Japanese Nuclear Accident Has Little Political Fallout
THREE weeks after Japan's worst nuclear power accident, the political fallout has taken its first victim: the confidence of a once-boastful Japanese nuclear industry. ``We deeply apologize for the accident, which made you worry,'' said Mamoru Yoshida, a Kansai Electric Power Co. official, to a few dozen angry antinuclear activists after the accident.
Mr. Yoshida's humility was evident as he performed a deep and long bow to his public opponents. ``We take the accident seriously and are investigating to find the cause,'' he said.
The Feb. 9 accident at a reactor in Mihama, some 220 miles west of Tokyo, was the first time that Japan had been forced to use an emergency cooling system designed to prevent a meltdown of the hot uranium core.
Although Japan's electric power officials claim that ``the system worked,'' they are nonetheless eager to restore the credibility of the world's most ambitious nuclear program, one that calls for adding two new plants every year over the next two decades. Japan plans to receive 43 percent of its electricity from nuclear power.
Even before the accident, only 10 percent of Japanese surveyed in a 1990 poll had faith in government statements on nuclear issues. ``All the information that Kansai Electric is now slowly disclosing are lies,'' says Jinzaburo Takagi, leader of the Citizen's Nuclear Information Center.
In the days after the accident, the industry's woes were compounded by two minor incidents at other nuclear plants. Now government and industry have launched an unusual examination of their own practices and to give stricter standards for operators to follow.
``The accident was sort of expected,'' says Kazuhisa Mori, executive managing director of the Japan Atomic Industrial Forum, Inc., ``but the way it happened was so drastic that the electric power people were shocked.
``When you present a picture of complete safety, it's hard to explain to the public when something happens.''
Kansai Electric officials admitted to antinuclear activists that the utility still does not know how much radioactivity has been released to the air and sea. They had earlier reported a specific amount of radioactive emissions, which was considered harmless.
The immediate cause of the accident was the breakage of one finger-size tube that carries radioactive water from the reactor core. In this type of reactor, known as a pressurized water reactor (PWR) and built by the US-based Westinghouse Corp., 6,520 tubes are used to transfer heat to a secondary water system that is used to turn a turbine and generate electricity.

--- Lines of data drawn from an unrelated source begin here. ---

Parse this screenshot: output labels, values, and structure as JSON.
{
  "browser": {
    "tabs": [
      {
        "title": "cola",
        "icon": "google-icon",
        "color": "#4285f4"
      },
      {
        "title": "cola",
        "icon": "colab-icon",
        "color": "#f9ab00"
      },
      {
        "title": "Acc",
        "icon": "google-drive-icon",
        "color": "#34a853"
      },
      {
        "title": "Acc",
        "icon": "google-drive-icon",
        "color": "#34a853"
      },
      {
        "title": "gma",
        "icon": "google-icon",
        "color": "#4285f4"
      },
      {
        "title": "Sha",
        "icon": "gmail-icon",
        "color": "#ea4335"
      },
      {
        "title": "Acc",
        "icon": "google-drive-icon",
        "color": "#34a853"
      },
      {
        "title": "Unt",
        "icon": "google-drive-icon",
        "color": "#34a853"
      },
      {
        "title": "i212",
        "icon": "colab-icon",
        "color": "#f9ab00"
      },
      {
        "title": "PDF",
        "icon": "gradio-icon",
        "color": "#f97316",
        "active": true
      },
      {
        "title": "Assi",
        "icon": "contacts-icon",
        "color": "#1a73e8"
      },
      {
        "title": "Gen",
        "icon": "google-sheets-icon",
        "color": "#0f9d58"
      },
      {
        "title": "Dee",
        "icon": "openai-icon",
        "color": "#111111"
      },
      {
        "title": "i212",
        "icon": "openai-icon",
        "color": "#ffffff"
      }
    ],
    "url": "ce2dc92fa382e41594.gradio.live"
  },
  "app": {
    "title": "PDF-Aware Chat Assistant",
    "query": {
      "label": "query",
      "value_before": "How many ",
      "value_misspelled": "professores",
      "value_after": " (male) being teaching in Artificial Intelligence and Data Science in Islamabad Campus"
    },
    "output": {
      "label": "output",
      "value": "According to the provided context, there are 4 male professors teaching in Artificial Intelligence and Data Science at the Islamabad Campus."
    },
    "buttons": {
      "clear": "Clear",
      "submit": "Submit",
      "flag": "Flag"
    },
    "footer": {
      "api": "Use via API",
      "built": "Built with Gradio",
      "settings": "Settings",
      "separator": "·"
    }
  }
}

Yearly inspections of the tubes often reveal cracks and other problems as the tubes slowly corrode from the effects of high-level radiation. In many plants, as much as 18 percent of the tubes have been blocked off to prevent their possible rupture. Thirty percent is judged to be the limit for full-power operation.

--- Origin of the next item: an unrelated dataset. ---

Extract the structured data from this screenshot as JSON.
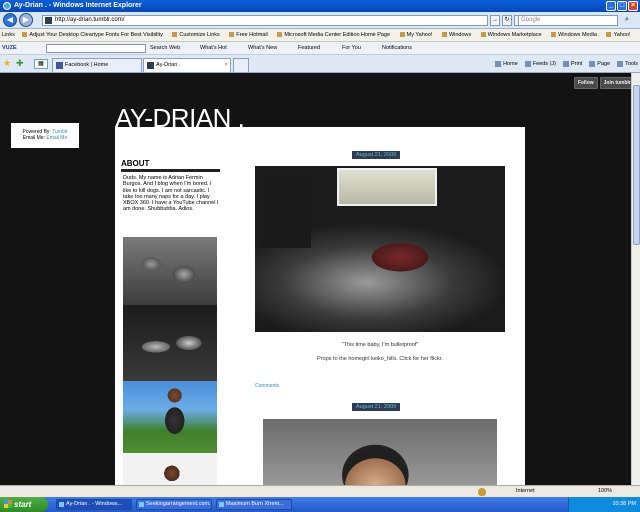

Sixteen of Japan's 39 reactors are of PWR design. A similar tube rupture took place in 1987 at the North Anna power plant in Virginia. In a 1988 speech, an official of the US Nuclear Regulatory Commission cited degradation of PWR tubes as ``a loaded gun, an accident waiting to happen.''

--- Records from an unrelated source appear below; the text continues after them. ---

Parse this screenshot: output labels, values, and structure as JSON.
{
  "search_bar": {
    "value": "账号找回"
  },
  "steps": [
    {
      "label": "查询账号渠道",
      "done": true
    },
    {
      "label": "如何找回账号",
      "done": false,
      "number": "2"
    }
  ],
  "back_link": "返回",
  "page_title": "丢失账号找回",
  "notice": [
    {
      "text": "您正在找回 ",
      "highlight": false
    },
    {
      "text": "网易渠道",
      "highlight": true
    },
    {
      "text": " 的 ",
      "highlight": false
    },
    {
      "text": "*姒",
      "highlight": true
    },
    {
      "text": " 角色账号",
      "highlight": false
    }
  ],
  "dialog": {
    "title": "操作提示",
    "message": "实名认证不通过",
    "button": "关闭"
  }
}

In Mihama, the break allowed a massive amount of radioactive water to flow into the secondary system. In addition, an automatic valve designed to help cool the water failed to operate.
On a scale of severity used by the International Atomic Energy Agency (IAEA), the Mihama accident was rated by Japanese officials as a one or two out a maximum of seven. The IAEA rated the Three Mile Island accident in 1979 as a three and the 1986 Chernobyl accident as a five.
On Feb. 19, the Ministry of International Trade and Industry told officials of five utilities to implement a set of new procedures in an attempt to avoid a similar accident.
Few Japanese have called for an independent body to probe the accident. ``The antinuclear groups would be out of work if there was an independent investigation,'' says Mr. Mori.
But officials will have a more difficult time in persuading local residents to accept new nuclear plants in their areas, Mori adds. Antinuclear activists hope they can revive their movement, which has declined recently.
``At least in this area, the antinuclear movement is growing,'' says Tetsuen Nakajima, an activist in Fukui prefecture, a relatively poor area, where the accident took place and which is the site of 12 reactors.
One way that the national government softens local resistance is to provide provide special grants to small towns near the plants. Fukui, for instance, received over $600,000 last year.
``By providing benefits, the government makes a network of people who can overwhelm the antinuclear people in numbers,'' says Mr. Nakajima.